| What to work on |
Find and copy the lines in the records beneath this task that contain the word "arrow".

Start of Data excerpts

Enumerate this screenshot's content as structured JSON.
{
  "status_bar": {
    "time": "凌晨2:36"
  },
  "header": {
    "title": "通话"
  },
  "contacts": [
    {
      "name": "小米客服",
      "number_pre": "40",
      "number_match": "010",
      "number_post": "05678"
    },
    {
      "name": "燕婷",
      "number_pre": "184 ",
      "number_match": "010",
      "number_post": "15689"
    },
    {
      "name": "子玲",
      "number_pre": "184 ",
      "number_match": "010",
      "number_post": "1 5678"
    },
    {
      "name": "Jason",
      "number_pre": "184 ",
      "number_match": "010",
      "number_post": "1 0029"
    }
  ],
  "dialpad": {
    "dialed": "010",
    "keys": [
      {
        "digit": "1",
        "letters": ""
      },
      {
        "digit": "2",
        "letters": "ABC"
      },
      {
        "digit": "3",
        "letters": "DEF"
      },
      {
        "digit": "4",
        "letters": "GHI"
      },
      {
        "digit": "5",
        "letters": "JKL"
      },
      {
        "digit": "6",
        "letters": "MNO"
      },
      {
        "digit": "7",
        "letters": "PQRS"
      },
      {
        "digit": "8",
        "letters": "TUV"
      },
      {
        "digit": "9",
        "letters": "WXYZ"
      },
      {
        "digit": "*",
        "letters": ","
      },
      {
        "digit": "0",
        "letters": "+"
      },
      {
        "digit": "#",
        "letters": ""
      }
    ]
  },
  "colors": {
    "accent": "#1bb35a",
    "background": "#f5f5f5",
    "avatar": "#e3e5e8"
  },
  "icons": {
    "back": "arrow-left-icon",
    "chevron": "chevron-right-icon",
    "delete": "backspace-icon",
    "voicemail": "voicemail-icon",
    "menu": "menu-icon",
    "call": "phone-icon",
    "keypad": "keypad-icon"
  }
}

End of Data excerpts
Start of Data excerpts

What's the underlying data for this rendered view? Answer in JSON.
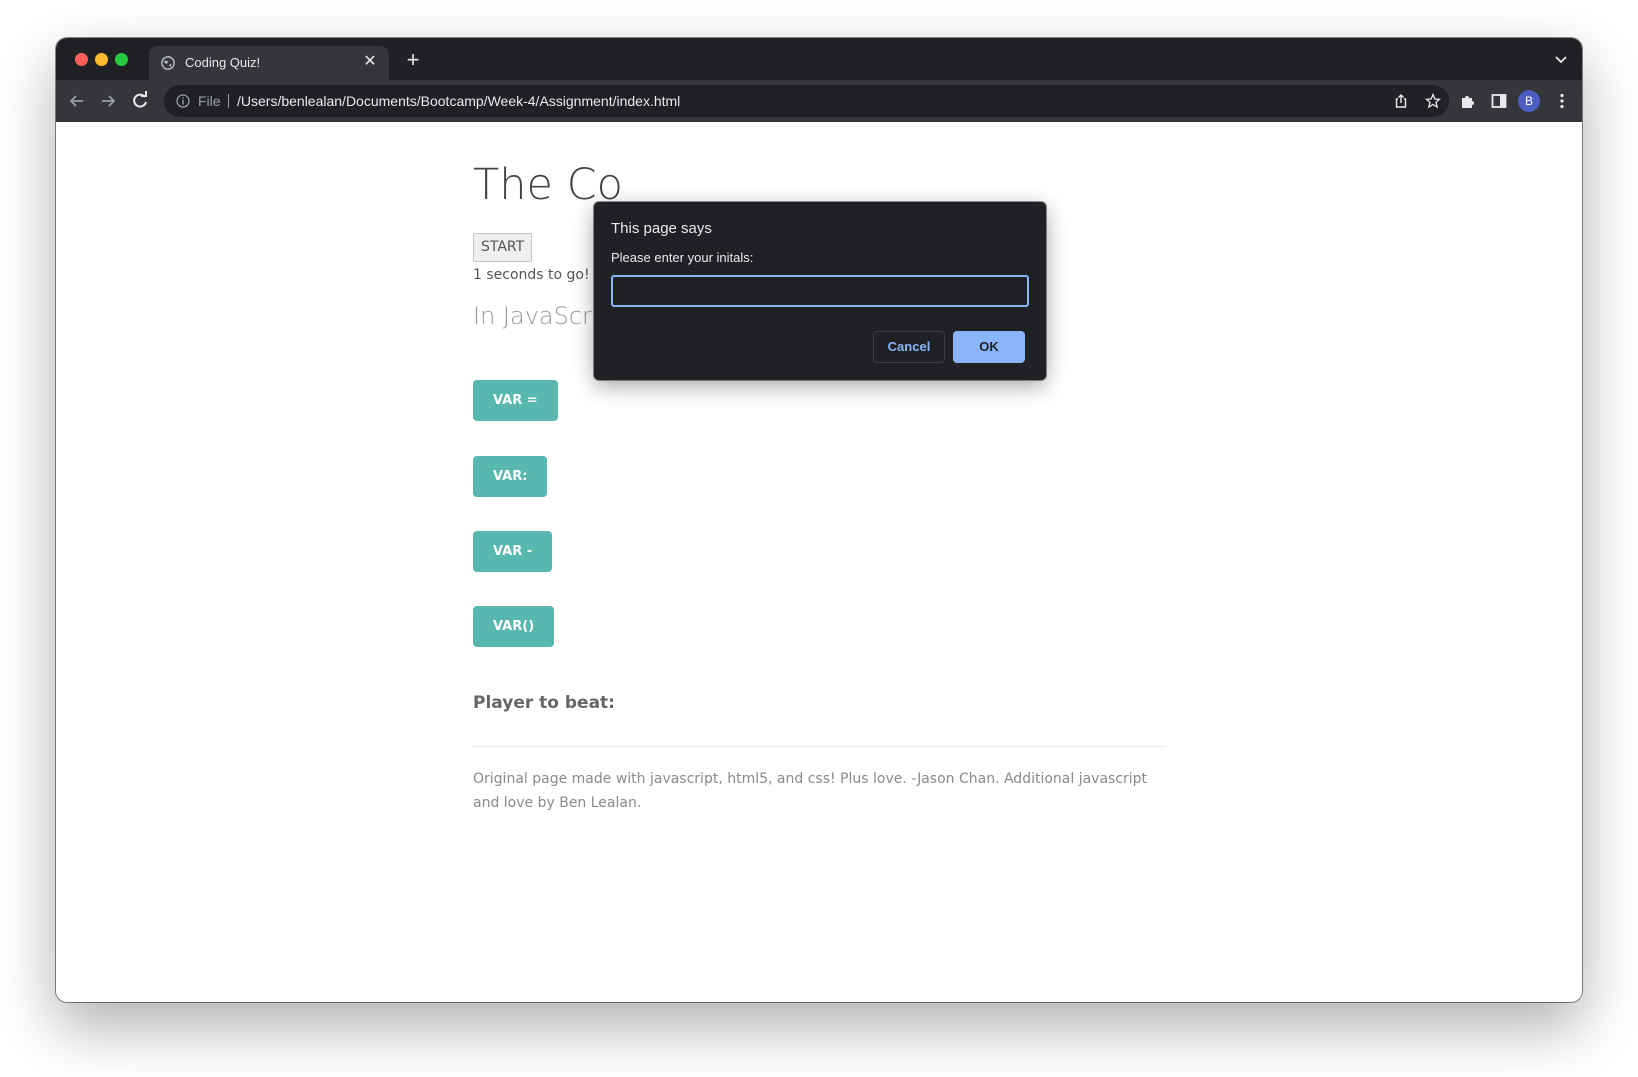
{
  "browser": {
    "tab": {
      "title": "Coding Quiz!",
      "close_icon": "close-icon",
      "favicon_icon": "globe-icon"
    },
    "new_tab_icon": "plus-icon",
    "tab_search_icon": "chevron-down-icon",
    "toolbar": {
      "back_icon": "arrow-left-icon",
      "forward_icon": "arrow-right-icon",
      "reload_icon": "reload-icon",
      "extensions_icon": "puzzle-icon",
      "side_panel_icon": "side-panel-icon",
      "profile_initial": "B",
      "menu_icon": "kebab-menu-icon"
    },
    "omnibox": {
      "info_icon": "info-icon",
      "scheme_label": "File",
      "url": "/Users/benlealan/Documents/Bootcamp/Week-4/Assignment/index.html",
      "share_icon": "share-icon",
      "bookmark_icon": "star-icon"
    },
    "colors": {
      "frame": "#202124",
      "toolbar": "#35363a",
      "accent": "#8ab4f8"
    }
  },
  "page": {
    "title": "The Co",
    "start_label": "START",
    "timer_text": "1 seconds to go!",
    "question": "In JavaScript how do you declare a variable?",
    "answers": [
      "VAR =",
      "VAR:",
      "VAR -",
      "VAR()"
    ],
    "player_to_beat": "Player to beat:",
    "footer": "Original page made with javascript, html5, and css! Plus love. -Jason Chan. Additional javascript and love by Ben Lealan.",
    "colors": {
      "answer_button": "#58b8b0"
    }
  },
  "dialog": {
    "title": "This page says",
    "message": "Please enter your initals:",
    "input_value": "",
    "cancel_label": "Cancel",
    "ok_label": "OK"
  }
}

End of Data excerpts

| Answer space |
    "back": "arrow-left-icon",
      "back_icon": "arrow-left-icon",
      "forward_icon": "arrow-right-icon",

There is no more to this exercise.